(Element data from apps and pages)
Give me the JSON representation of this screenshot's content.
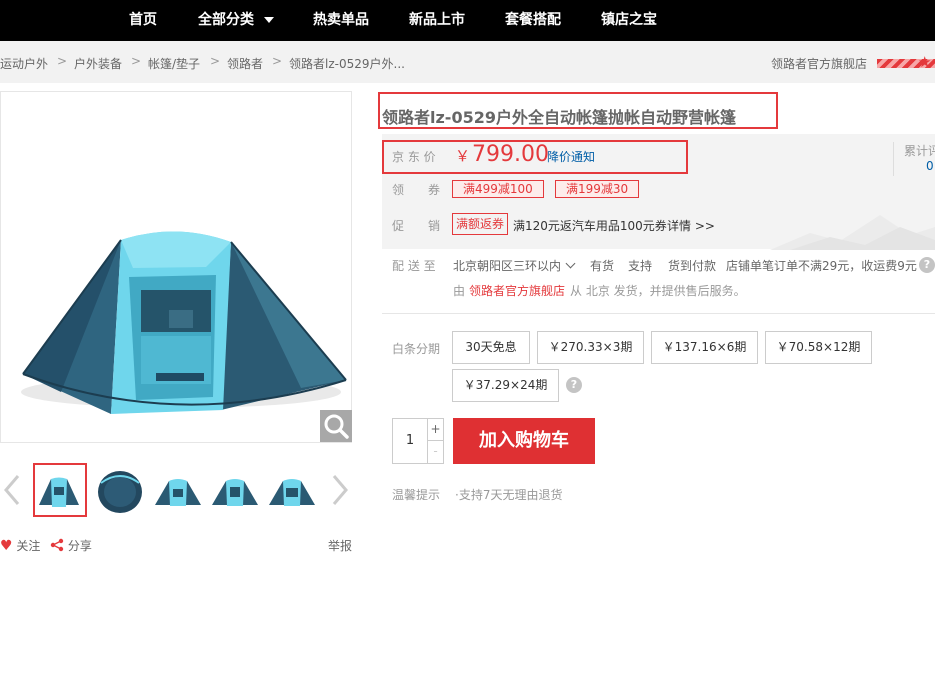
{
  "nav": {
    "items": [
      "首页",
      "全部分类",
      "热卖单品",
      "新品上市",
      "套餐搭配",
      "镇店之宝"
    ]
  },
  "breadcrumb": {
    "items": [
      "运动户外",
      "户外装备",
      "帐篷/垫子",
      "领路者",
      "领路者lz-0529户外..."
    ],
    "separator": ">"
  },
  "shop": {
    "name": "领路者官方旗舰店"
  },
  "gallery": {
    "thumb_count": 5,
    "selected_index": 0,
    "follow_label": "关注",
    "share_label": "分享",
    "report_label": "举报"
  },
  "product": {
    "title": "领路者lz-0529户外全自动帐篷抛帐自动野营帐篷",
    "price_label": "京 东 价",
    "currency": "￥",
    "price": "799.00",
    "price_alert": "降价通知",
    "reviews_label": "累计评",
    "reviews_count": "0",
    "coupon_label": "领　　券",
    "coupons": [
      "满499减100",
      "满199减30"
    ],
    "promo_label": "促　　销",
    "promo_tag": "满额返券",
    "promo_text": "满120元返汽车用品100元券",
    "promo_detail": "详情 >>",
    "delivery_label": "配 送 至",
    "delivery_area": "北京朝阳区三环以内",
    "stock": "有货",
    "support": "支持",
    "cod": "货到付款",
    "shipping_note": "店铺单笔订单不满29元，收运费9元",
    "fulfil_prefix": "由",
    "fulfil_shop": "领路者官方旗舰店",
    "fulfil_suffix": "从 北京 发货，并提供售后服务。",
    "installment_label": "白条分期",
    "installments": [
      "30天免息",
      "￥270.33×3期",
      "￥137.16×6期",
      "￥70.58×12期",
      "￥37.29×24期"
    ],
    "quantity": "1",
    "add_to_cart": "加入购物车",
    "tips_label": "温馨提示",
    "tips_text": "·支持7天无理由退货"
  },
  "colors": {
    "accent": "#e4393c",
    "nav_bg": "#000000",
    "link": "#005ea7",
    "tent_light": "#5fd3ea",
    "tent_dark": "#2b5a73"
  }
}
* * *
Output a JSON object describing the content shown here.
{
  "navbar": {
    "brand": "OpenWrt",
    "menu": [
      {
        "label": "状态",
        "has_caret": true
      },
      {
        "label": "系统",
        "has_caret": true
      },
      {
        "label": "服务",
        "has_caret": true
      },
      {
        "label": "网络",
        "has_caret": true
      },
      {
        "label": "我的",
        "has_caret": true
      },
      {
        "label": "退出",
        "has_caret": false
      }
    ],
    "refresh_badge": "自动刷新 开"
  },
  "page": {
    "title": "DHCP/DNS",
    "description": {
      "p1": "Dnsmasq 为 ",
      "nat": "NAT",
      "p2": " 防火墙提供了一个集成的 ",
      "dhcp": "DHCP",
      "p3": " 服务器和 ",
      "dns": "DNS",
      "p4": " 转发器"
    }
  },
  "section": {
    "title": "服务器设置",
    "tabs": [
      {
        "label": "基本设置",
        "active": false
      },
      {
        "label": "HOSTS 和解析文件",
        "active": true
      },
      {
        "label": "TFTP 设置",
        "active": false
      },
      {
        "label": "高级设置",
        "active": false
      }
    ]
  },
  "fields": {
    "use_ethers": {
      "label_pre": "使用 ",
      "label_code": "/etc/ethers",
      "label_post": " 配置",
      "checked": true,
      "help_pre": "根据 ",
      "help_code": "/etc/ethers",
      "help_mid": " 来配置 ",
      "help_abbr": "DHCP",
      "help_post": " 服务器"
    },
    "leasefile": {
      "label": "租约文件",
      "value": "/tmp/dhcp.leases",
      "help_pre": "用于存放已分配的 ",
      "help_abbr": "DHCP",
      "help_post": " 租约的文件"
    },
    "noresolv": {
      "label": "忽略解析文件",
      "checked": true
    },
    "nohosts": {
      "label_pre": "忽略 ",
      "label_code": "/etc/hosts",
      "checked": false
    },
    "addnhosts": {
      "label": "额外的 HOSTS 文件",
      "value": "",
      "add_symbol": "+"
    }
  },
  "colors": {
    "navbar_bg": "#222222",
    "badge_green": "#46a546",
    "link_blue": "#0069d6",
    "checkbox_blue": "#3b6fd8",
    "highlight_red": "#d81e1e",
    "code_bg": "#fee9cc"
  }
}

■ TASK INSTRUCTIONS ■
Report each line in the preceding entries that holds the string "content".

■ ANSWER ■
Give me the JSON representation of this screenshot's content.
Output a JSON object describing the content shown here.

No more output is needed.